Many women take iron supplements to fight fatigue. A study reported in the American Journal of Epidemiology finds that an iron-rich diet can relieve the symptoms of PMS by up to 40 percent.
 
The researchers at the University of Massachusetts-Amherst started studying the total iron intake -- from both diet and supplements -- of some 3,000 women without PMS.
 
Over 10 years, a little more than 1,000 of them were diagnosed with PMS, while the others remained free of symptoms.
 
Those who took in over 20 milligrams a day of iron from plant-based sources and supplements reduced their risk for PMS, according to the study findings.
 
Scientists think the connection is that iron is needed to produce serotonin, a brain chemical involved in regulating moods.

Copyright 2013 ABC News Radio

Tuesday
Dec182012

Researchers Tell Kids to Drink Their Milk -- But How Much?

Jupiterimages/Thinkstock(TORONTO) -- Pediatricians often recommend milk to help kids grow strong bones. We tell our children to drink milk, but how much "moo" juice is too much of a good thing?
 
A Canadian study of more than 1,300 children helps with the answer.
 
Published in the journal Pediatrics, the research found that two cups of milk a day -- or 500 milliliters -- are enough to maintain healthy vitamin D and iron for most children. Children with darker skin pigmentation may need three to four cups of milk a day to maintain the same amount of vitamin D in the winter months unless they take a vitamin D supplement.
 
"We started to research the question because professional recommendations around milk intake were unclear and doctors and parents were seeking answers," said the study's lead author, Dr. Jonathon Maguire, according to the Toronto Sun.

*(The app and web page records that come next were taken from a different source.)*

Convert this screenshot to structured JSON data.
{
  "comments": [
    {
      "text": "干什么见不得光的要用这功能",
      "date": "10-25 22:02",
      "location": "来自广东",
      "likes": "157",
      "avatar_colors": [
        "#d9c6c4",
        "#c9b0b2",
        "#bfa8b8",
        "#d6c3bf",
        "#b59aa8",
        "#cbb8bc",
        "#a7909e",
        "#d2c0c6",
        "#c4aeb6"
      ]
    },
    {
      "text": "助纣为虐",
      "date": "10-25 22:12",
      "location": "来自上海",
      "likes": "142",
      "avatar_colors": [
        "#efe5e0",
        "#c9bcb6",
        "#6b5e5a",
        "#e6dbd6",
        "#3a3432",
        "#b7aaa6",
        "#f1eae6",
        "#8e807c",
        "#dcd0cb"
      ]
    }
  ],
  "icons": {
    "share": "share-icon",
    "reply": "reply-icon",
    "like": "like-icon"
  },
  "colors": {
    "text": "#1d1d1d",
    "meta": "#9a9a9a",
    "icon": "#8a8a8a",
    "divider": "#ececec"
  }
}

The authors say about 70 percent of American children drink cow's milk every day.
 
The right balance is important because, while too little milk can mean not enough vitamin D, too much milk can lower a child's level of iron.

Copyright 2012 ABC News Radio

Friday
Mar162012

Rare Condition Means Another Dry St. Patrick's Day

Courtesy Ginger Crowley(LOS ANGELES) -- Ginger Crowley, a flame-haired Irish-American, says something called the Celtic Curse stands between her and raising a pint of Guinness this St. Patrick's Day.

Last year, as others celebrated the holiday, Crowley learned she had triple the normal amount of iron in her blood, a likely result of hereditary hemochromatosis. 

The common genetic disorder, also called iron overload, affects about 1 million Americans, according to the Centers for Disease Control and Prevention, most often those of Northern European, particularly Irish, descent.  Excess iron buildup can damage organs, especially the liver, which has put alcohol off-limits.

"It's pretty bizarre that… a people who should never drink celebrate a saint's day by drinking," said Crowley, a petite redhead in her 50s.  "It does a trip on one's head to be told that you have a genetic blood disorder that could kill you."

On March 17, 2011, as Crowley awaited results of a confirmatory genetic test, she and her longtime boyfriend spent the day reading about hemachromatosis.  Not only could she not drink anymore, she also would have to give up raw fish, especially shellfish.  And no more iron-fortified foods -- Crowley switched to unfortified pastas made in Italy. 

She would also have to stop eating food cooked on iron skillets or grills, and avoid vitamin C supplements.

The Los Angeles-based media consultant, former journalist and actress felt relieved to have an explanation for over two years of unexplained fatigue, heart palpitations and blood pressure spikes that gynecologists, cardiologists and others had misdiagnosed as symptoms of menopause, depression and hypertension.

But she also was terrified to learn that people with hemochromatosis "get liver cancer, that they die of cirrhosis and claim they hadn't been heavy drinkers or drinkers at all," she said in an interview Thursday.

"That's the kicker: that you can die of a sudden heart attack.  I see Irish names now of people that pass away without any seeming cause, and I go 'bingo,'" Crowley said.

Copyright 2012 ABC News Radio







ABC News Radio